Copy out every entry, keeping each character the same.

Top of Data records

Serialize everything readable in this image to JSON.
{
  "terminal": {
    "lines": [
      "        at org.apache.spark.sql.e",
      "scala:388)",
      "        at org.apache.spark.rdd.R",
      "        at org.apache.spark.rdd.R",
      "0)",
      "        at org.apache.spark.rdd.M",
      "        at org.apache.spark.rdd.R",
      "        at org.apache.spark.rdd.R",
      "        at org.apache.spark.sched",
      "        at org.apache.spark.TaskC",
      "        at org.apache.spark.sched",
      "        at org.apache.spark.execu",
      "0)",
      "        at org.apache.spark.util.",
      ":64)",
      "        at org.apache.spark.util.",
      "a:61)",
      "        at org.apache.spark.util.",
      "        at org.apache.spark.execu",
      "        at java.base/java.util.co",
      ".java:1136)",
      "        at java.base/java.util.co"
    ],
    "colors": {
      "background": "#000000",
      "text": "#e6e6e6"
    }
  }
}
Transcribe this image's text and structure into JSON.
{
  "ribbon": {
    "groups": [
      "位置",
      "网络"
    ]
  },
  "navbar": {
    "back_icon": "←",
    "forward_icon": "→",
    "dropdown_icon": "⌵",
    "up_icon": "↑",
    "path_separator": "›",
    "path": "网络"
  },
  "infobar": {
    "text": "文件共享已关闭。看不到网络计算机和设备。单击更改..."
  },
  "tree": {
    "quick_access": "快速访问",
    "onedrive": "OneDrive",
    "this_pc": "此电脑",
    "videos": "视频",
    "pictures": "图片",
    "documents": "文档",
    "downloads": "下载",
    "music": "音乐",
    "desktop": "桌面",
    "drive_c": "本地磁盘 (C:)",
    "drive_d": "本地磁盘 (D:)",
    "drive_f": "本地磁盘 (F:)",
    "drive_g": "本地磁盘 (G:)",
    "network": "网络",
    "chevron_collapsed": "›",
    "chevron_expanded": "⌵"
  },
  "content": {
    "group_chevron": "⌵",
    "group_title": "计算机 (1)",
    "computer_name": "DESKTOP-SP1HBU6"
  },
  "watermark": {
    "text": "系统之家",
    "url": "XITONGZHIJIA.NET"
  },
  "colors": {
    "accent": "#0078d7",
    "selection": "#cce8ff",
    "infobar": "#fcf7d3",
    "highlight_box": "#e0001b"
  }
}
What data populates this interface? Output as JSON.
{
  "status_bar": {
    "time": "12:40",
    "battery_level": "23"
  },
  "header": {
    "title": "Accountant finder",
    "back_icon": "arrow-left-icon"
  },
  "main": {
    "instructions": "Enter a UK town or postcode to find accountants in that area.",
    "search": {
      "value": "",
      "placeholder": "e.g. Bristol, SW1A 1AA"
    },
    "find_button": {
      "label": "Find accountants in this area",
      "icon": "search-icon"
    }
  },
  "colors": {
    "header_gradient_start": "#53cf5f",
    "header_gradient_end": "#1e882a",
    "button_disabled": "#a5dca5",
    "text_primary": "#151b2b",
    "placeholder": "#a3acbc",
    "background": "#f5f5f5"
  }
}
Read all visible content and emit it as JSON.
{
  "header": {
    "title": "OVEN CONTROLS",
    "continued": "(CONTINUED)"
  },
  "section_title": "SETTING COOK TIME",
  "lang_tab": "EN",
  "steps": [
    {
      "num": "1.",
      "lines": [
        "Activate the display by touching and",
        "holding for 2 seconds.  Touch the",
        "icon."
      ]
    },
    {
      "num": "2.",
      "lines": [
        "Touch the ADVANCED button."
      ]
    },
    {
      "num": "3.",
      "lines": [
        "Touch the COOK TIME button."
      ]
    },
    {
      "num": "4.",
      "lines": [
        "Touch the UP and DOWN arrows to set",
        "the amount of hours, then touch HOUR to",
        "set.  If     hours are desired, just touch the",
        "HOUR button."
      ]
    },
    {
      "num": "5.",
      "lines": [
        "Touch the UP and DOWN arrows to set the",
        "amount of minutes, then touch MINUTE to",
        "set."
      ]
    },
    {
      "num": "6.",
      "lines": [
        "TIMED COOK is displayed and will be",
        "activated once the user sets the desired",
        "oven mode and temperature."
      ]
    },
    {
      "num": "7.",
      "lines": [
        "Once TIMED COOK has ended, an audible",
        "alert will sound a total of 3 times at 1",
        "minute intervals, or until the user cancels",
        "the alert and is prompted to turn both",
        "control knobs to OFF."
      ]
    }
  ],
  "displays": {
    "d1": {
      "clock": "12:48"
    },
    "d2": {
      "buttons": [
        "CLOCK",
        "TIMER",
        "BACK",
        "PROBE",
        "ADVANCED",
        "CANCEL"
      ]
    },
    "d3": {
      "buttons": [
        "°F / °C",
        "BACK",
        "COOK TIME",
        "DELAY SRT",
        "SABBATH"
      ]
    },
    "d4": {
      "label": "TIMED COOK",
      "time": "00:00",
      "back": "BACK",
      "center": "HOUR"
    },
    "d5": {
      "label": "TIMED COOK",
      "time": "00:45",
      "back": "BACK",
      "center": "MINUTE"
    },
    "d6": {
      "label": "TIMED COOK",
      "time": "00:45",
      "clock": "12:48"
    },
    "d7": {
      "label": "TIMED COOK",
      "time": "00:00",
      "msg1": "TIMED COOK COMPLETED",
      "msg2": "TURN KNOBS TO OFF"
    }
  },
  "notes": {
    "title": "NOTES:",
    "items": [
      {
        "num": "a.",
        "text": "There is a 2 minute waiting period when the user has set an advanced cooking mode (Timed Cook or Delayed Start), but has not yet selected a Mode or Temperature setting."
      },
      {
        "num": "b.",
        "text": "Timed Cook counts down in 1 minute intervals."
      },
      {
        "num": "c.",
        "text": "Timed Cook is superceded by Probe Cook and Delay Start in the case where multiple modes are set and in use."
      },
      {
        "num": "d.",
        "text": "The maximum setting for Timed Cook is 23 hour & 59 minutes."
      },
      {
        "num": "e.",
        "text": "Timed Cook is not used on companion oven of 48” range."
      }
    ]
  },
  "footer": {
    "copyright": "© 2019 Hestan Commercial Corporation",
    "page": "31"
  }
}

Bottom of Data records

• **Result below**
Serialize everything readable in this image to JSON.
{
  "terminal": {
    "lines": [
      "        at org.apache.spark.sql.e",
      "scala:388)",
      "        at org.apache.spark.rdd.R",
      "        at org.apache.spark.rdd.R",
      "0)",
      "        at org.apache.spark.rdd.M",
      "        at org.apache.spark.rdd.R",
      "        at org.apache.spark.rdd.R",
      "        at org.apache.spark.sched",
      "        at org.apache.spark.TaskC",
      "        at org.apache.spark.sched",
      "        at org.apache.spark.execu",
      "0)",
      "        at org.apache.spark.util.",
      ":64)",
      "        at org.apache.spark.util.",
      "a:61)",
      "        at org.apache.spark.util.",
      "        at org.apache.spark.execu",
      "        at java.base/java.util.co",
      ".java:1136)",
      "        at java.base/java.util.co"
    ],
    "colors": {
      "background": "#000000",
      "text": "#e6e6e6"
    }
  }
}
Transcribe this image's text and structure into JSON.
{
  "ribbon": {
    "groups": [
      "位置",
      "网络"
    ]
  },
  "navbar": {
    "back_icon": "←",
    "forward_icon": "→",
    "dropdown_icon": "⌵",
    "up_icon": "↑",
    "path_separator": "›",
    "path": "网络"
  },
  "infobar": {
    "text": "文件共享已关闭。看不到网络计算机和设备。单击更改..."
  },
  "tree": {
    "quick_access": "快速访问",
    "onedrive": "OneDrive",
    "this_pc": "此电脑",
    "videos": "视频",
    "pictures": "图片",
    "documents": "文档",
    "downloads": "下载",
    "music": "音乐",
    "desktop": "桌面",
    "drive_c": "本地磁盘 (C:)",
    "drive_d": "本地磁盘 (D:)",
    "drive_f": "本地磁盘 (F:)",
    "drive_g": "本地磁盘 (G:)",
    "network": "网络",
    "chevron_collapsed": "›",
    "chevron_expanded": "⌵"
  },
  "content": {
    "group_chevron": "⌵",
    "group_title": "计算机 (1)",
    "computer_name": "DESKTOP-SP1HBU6"
  },
  "watermark": {
    "text": "系统之家",
    "url": "XITONGZHIJIA.NET"
  },
  "colors": {
    "accent": "#0078d7",
    "selection": "#cce8ff",
    "infobar": "#fcf7d3",
    "highlight_box": "#e0001b"
  }
}
What data populates this interface? Output as JSON.
{
  "status_bar": {
    "time": "12:40",
    "battery_level": "23"
  },
  "header": {
    "title": "Accountant finder",
    "back_icon": "arrow-left-icon"
  },
  "main": {
    "instructions": "Enter a UK town or postcode to find accountants in that area.",
    "search": {
      "value": "",
      "placeholder": "e.g. Bristol, SW1A 1AA"
    },
    "find_button": {
      "label": "Find accountants in this area",
      "icon": "search-icon"
    }
  },
  "colors": {
    "header_gradient_start": "#53cf5f",
    "header_gradient_end": "#1e882a",
    "button_disabled": "#a5dca5",
    "text_primary": "#151b2b",
    "placeholder": "#a3acbc",
    "background": "#f5f5f5"
  }
}
Read all visible content and emit it as JSON.
{
  "header": {
    "title": "OVEN CONTROLS",
    "continued": "(CONTINUED)"
  },
  "section_title": "SETTING COOK TIME",
  "lang_tab": "EN",
  "steps": [
    {
      "num": "1.",
      "lines": [
        "Activate the display by touching and",
        "holding for 2 seconds.  Touch the",
        "icon."
      ]
    },
    {
      "num": "2.",
      "lines": [
        "Touch the ADVANCED button."
      ]
    },
    {
      "num": "3.",
      "lines": [
        "Touch the COOK TIME button."
      ]
    },
    {
      "num": "4.",
      "lines": [
        "Touch the UP and DOWN arrows to set",
        "the amount of hours, then touch HOUR to",
        "set.  If     hours are desired, just touch the",
        "HOUR button."
      ]
    },
    {
      "num": "5.",
      "lines": [
        "Touch the UP and DOWN arrows to set the",
        "amount of minutes, then touch MINUTE to",
        "set."
      ]
    },
    {
      "num": "6.",
      "lines": [
        "TIMED COOK is displayed and will be",
        "activated once the user sets the desired",
        "oven mode and temperature."
      ]
    },
    {
      "num": "7.",
      "lines": [
        "Once TIMED COOK has ended, an audible",
        "alert will sound a total of 3 times at 1",
        "minute intervals, or until the user cancels",
        "the alert and is prompted to turn both",
        "control knobs to OFF."
      ]
    }
  ],
  "displays": {
    "d1": {
      "clock": "12:48"
    },
    "d2": {
      "buttons": [
        "CLOCK",
        "TIMER",
        "BACK",
        "PROBE",
        "ADVANCED",
        "CANCEL"
      ]
    },
    "d3": {
      "buttons": [
        "°F / °C",
        "BACK",
        "COOK TIME",
        "DELAY SRT",
        "SABBATH"
      ]
    },
    "d4": {
      "label": "TIMED COOK",
      "time": "00:00",
      "back": "BACK",
      "center": "HOUR"
    },
    "d5": {
      "label": "TIMED COOK",
      "time": "00:45",
      "back": "BACK",
      "center": "MINUTE"
    },
    "d6": {
      "label": "TIMED COOK",
      "time": "00:45",
      "clock": "12:48"
    },
    "d7": {
      "label": "TIMED COOK",
      "time": "00:00",
      "msg1": "TIMED COOK COMPLETED",
      "msg2": "TURN KNOBS TO OFF"
    }
  },
  "notes": {
    "title": "NOTES:",
    "items": [
      {
        "num": "a.",
        "text": "There is a 2 minute waiting period when the user has set an advanced cooking mode (Timed Cook or Delayed Start), but has not yet selected a Mode or Temperature setting."
      },
      {
        "num": "b.",
        "text": "Timed Cook counts down in 1 minute intervals."
      },
      {
        "num": "c.",
        "text": "Timed Cook is superceded by Probe Cook and Delay Start in the case where multiple modes are set and in use."
      },
      {
        "num": "d.",
        "text": "The maximum setting for Timed Cook is 23 hour & 59 minutes."
      },
      {
        "num": "e.",
        "text": "Timed Cook is not used on companion oven of 48” range."
      }
    ]
  },
  "footer": {
    "copyright": "© 2019 Hestan Commercial Corporation",
    "page": "31"
  }
}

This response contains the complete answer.